Lucy Ives

“Are you getting dressed?” Sophie is asking Alison this question.

“Yes,” Alison says. Alison is making something in a jar, pouring in clear liquor.

“What are you doing?” Sophie has her legs crossed, she is sitting up straight in her chair next to Arthur, peeling a label off of a beer bottle. Her eyebrows are like two black bolts of lightning, Arthur thinks, in a weak metaphor, if lightning were made of fine black hairs, were tiny, and on Sophie’s face. She is looking out from under the eyebrows, sort of flicking her eyes against Catherine’s drink.

“What?” says Alison. “It’s prom. I’m not any happier than you.”

“That’s true.” Sophie looks down.

At this moment Arthur hears Grover and the Chloë on the stairs.

“Alison,” Grover is calling.
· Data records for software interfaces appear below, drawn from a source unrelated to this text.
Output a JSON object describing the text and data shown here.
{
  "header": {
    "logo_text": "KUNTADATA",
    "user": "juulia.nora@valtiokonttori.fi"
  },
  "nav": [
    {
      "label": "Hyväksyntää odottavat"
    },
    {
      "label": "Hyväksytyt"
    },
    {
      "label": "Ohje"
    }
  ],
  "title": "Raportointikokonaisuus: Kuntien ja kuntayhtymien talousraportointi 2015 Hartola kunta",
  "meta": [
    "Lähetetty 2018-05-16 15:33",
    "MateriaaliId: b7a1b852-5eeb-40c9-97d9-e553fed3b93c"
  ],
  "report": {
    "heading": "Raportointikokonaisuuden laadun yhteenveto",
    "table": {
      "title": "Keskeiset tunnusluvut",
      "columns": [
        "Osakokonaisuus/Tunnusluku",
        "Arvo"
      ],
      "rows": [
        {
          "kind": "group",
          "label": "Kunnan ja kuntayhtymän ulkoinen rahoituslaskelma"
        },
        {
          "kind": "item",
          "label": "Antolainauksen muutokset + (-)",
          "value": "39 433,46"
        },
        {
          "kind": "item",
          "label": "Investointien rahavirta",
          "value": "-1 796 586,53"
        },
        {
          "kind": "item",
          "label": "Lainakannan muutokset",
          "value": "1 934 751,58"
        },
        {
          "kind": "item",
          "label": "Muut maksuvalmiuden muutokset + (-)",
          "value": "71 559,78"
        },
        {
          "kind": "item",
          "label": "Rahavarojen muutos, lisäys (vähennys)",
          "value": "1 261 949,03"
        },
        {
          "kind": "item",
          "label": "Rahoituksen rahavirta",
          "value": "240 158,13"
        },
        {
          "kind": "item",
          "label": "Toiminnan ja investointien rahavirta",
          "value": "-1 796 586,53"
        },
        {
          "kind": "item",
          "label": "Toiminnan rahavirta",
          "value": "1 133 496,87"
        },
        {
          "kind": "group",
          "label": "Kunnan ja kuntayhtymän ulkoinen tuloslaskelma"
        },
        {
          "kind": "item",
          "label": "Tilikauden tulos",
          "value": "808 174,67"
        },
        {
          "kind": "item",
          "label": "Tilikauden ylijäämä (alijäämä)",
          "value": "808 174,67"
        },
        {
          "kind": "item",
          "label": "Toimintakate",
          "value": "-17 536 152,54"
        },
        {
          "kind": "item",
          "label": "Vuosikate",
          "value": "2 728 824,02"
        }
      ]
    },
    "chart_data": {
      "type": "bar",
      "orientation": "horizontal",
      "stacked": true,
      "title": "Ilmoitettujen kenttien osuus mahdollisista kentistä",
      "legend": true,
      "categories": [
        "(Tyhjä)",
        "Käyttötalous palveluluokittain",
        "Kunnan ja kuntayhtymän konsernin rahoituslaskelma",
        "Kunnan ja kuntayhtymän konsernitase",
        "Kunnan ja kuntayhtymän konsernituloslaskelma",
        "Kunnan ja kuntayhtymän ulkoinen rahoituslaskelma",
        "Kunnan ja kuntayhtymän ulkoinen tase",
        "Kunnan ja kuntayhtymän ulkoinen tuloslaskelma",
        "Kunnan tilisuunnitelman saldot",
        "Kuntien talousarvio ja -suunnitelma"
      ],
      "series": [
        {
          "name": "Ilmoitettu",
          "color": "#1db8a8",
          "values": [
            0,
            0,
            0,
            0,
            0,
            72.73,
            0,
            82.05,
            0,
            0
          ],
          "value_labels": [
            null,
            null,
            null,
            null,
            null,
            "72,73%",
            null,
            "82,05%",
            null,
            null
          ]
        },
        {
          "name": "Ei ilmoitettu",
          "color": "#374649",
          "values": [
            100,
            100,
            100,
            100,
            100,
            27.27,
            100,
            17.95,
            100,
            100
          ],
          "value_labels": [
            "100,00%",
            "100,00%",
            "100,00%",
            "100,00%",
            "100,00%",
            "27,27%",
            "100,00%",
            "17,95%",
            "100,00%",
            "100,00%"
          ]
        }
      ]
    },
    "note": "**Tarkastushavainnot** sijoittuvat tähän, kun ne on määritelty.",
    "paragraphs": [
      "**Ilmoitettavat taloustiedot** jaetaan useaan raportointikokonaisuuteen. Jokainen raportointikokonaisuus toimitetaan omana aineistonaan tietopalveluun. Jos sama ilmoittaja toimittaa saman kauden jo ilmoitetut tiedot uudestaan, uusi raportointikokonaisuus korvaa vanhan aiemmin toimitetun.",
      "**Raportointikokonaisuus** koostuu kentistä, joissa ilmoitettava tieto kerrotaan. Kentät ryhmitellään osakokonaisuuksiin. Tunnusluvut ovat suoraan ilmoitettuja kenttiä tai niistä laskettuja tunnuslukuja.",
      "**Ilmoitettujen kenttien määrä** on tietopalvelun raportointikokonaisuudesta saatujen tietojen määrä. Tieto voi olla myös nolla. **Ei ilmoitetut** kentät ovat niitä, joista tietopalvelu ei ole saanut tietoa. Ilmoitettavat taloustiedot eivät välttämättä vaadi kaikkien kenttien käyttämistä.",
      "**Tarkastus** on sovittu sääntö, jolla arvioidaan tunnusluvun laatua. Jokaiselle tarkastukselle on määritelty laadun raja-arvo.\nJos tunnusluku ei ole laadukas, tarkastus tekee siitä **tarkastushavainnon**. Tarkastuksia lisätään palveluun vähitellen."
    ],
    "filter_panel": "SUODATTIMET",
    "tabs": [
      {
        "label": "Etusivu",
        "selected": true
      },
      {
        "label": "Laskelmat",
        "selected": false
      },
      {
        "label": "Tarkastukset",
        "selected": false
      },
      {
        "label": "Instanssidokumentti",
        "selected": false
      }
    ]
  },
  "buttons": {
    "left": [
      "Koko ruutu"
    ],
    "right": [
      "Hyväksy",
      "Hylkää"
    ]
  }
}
“Alison!” Chloë is pretending to scream. Arthur can tell that Chloë already has her dress on, and he does not look forward to seeing it. He also realizes that he is sitting in a house full of girls who are getting ready for the prom, before the prom. He is wondering how this happened and what became of his own male friends, if he ever had them, what they are doing now. Then Chloë walks into the kitchen, her dress long and black, accentuating pointy yellow shoulders. There is a “keyhole,” a diamond shape cut out of the dress so that the concave plane between her breasts is exposed, the skin there reflecting a long piece of light.